The site analyzed 3,733,185 dating profiles and 364,609,566 first messages between potential daters to examine the role that food played in sparking conversations.
Daters who mentioned avocados—and particularly guacamole—in their profiles fared exceptionally: They saw a 91 percent and 144 percent increase in incoming messages, respectively.
Chocolate mentions also led to a 100 percent spike in messages, a find that perhaps lends some credibility to the centuries-long belief that chocolate is an aphrodisiac. While potatoes proved to be a high-ranking choice (with a 101 percent increase in incoming messages), daters who mentioned fellow tubers such as yams saw a 70 percent decrease in incoming messages.

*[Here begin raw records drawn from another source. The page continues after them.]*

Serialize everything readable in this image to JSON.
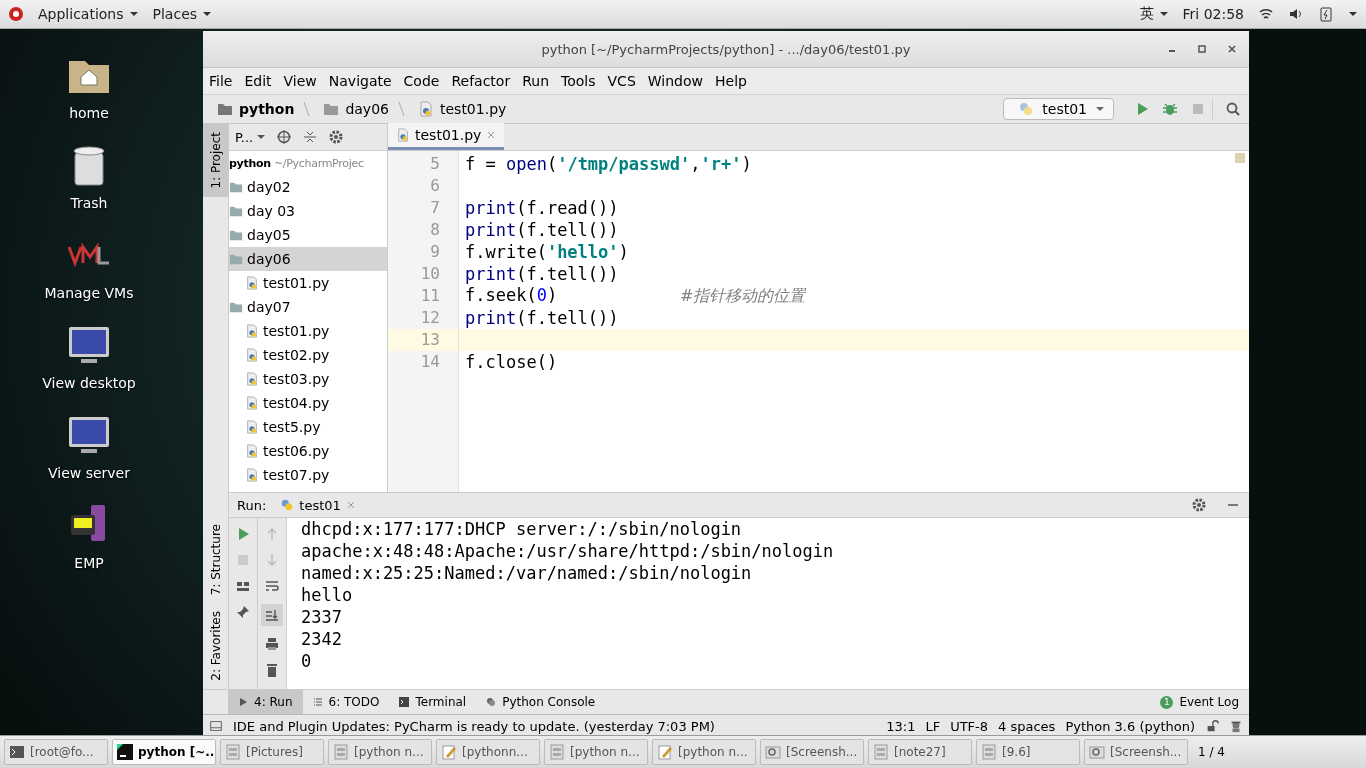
{
  "top_bar": {
    "applications": "Applications",
    "places": "Places",
    "input_method": "英",
    "clock": "Fri 02:58"
  },
  "desktop_icons": [
    {
      "label": "home",
      "kind": "folder"
    },
    {
      "label": "Trash",
      "kind": "trash"
    },
    {
      "label": "Manage VMs",
      "kind": "vm"
    },
    {
      "label": "View desktop",
      "kind": "monitor"
    },
    {
      "label": "View server",
      "kind": "monitor"
    },
    {
      "label": "EMP",
      "kind": "device"
    }
  ],
  "window": {
    "title": "python [~/PycharmProjects/python] - .../day06/test01.py"
  },
  "menu": [
    "File",
    "Edit",
    "View",
    "Navigate",
    "Code",
    "Refactor",
    "Run",
    "Tools",
    "VCS",
    "Window",
    "Help"
  ],
  "breadcrumbs": [
    {
      "label": "python",
      "kind": "project"
    },
    {
      "label": "day06",
      "kind": "folder"
    },
    {
      "label": "test01.py",
      "kind": "file"
    }
  ],
  "run_config": "test01",
  "tool_stripe": [
    {
      "label": "1: Project",
      "selected": true
    },
    {
      "label": "7: Structure",
      "selected": false
    },
    {
      "label": "2: Favorites",
      "selected": false
    }
  ],
  "project_panel": {
    "view": "P...",
    "root": {
      "label": "python",
      "path": "~/PycharmProjec"
    },
    "tree": [
      {
        "label": "day02",
        "kind": "folder",
        "selected": false
      },
      {
        "label": "day 03",
        "kind": "folder",
        "selected": false
      },
      {
        "label": "day05",
        "kind": "folder",
        "selected": false
      },
      {
        "label": "day06",
        "kind": "folder",
        "selected": true,
        "children": [
          {
            "label": "test01.py",
            "kind": "file",
            "selected": false
          }
        ]
      },
      {
        "label": "day07",
        "kind": "folder",
        "selected": false,
        "children": [
          {
            "label": "test01.py",
            "kind": "file",
            "selected": false
          },
          {
            "label": "test02.py",
            "kind": "file",
            "selected": false
          },
          {
            "label": "test03.py",
            "kind": "file",
            "selected": false
          },
          {
            "label": "test04.py",
            "kind": "file",
            "selected": false
          },
          {
            "label": "test5.py",
            "kind": "file",
            "selected": false
          },
          {
            "label": "test06.py",
            "kind": "file",
            "selected": false
          },
          {
            "label": "test07.py",
            "kind": "file",
            "selected": false
          }
        ]
      }
    ]
  },
  "editor": {
    "tabs": [
      {
        "label": "test01.py",
        "selected": true
      }
    ],
    "lines": [
      {
        "number": "5",
        "current": false,
        "tokens": [
          {
            "kind": "plain",
            "text": "f = "
          },
          {
            "kind": "builtin",
            "text": "open"
          },
          {
            "kind": "plain",
            "text": "("
          },
          {
            "kind": "string",
            "text": "'/tmp/passwd'"
          },
          {
            "kind": "plain",
            "text": ","
          },
          {
            "kind": "string",
            "text": "'r+'"
          },
          {
            "kind": "plain",
            "text": ")"
          }
        ]
      },
      {
        "number": "6",
        "current": false
      },
      {
        "number": "7",
        "current": false,
        "tokens": [
          {
            "kind": "builtin",
            "text": "print"
          },
          {
            "kind": "plain",
            "text": "(f.read())"
          }
        ]
      },
      {
        "number": "8",
        "current": false,
        "tokens": [
          {
            "kind": "builtin",
            "text": "print"
          },
          {
            "kind": "plain",
            "text": "(f.tell())"
          }
        ]
      },
      {
        "number": "9",
        "current": false,
        "tokens": [
          {
            "kind": "plain",
            "text": "f.write("
          },
          {
            "kind": "string",
            "text": "'hello'"
          },
          {
            "kind": "plain",
            "text": ")"
          }
        ]
      },
      {
        "number": "10",
        "current": false,
        "tokens": [
          {
            "kind": "builtin",
            "text": "print"
          },
          {
            "kind": "plain",
            "text": "(f.tell())"
          }
        ]
      },
      {
        "number": "11",
        "current": false,
        "tokens": [
          {
            "kind": "plain",
            "text": "f.seek("
          },
          {
            "kind": "number",
            "text": "0"
          },
          {
            "kind": "plain",
            "text": ")            "
          },
          {
            "kind": "comment",
            "text": "#指针移动的位置"
          }
        ]
      },
      {
        "number": "12",
        "current": false,
        "tokens": [
          {
            "kind": "builtin",
            "text": "print"
          },
          {
            "kind": "plain",
            "text": "(f.tell())"
          }
        ]
      },
      {
        "number": "13",
        "current": true
      },
      {
        "number": "14",
        "current": false,
        "tokens": [
          {
            "kind": "plain",
            "text": "f.close()"
          }
        ]
      }
    ]
  },
  "run_panel": {
    "label": "Run:",
    "tab": "test01",
    "output": [
      "dhcpd:x:177:177:DHCP server:/:/sbin/nologin",
      "apache:x:48:48:Apache:/usr/share/httpd:/sbin/nologin",
      "named:x:25:25:Named:/var/named:/sbin/nologin",
      "hello",
      "2337",
      "2342",
      "0"
    ]
  },
  "bottom_tabs": [
    {
      "label": "4: Run",
      "kind": "run",
      "selected": true
    },
    {
      "label": "6: TODO",
      "kind": "todo",
      "selected": false
    },
    {
      "label": "Terminal",
      "kind": "terminal",
      "selected": false
    },
    {
      "label": "Python Console",
      "kind": "console",
      "selected": false
    }
  ],
  "event_log": {
    "label": "Event Log",
    "count": "1"
  },
  "status_bar": {
    "message": "IDE and Plugin Updates: PyCharm is ready to update. (yesterday 7:03 PM)",
    "items": [
      "13:1",
      "LF",
      "UTF-8",
      "4 spaces",
      "Python 3.6 (python)"
    ]
  },
  "taskbar": [
    {
      "label": "[root@fo...",
      "kind": "terminal",
      "selected": false
    },
    {
      "label": "python [~...",
      "kind": "pycharm",
      "selected": true
    },
    {
      "label": "[Pictures]",
      "kind": "files",
      "selected": false
    },
    {
      "label": "[python n...",
      "kind": "files",
      "selected": false
    },
    {
      "label": "[pythonn...",
      "kind": "editor",
      "selected": false
    },
    {
      "label": "[python n...",
      "kind": "files",
      "selected": false
    },
    {
      "label": "[python n...",
      "kind": "editor",
      "selected": false
    },
    {
      "label": "[Screensh...",
      "kind": "screenshot",
      "selected": false
    },
    {
      "label": "[note27]",
      "kind": "files",
      "selected": false
    },
    {
      "label": "[9.6]",
      "kind": "files",
      "selected": false
    },
    {
      "label": "[Screensh...",
      "kind": "screenshot",
      "selected": false
    }
  ],
  "workspace": "1 / 4"
}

And while using words like “foodie” and “cook” in profiles resulted in more incoming messages (82 percent and 26 percent, respectively), talking about food in messages did not.
However, recent archaeological evidence indicates that opposition to such a passage would be understandable during the Iron II period.This does not mean that the present writer denies that there are older traditions behind the biblical narratives.However, THE TEXTS IN QUESTION WERE MOST PROBABLY WRITTEN IN LIGHT OF THE SETTLEMENT CONDITIONS THAT PREVAILED IN THE IRON II PERIOD AND PROBABLY TOWARDS THE END OF THAT PERIOD. anonmyous Exilic author "thought" were in existence in the timeframe (1512/1446 B. As already noted by Finkelstein and Mac Donald not even the Late Iron Age II has _all_ the sites appearing in the narratives occupied.This conclusion comes from a general knowledge of the results of current archaeological work throughout Jordan and specifically from my archaeological survey work south of Wadi al-Hasa, in the Southern Ghors and Northeast `Arabah, and in the Tafila-Busayra region (beginning 1999).The findings of the above-listed surveys indicate there are few, if any, Late Bronze Age materials and a paucity of Iron I Age materials in the areas being surveyed.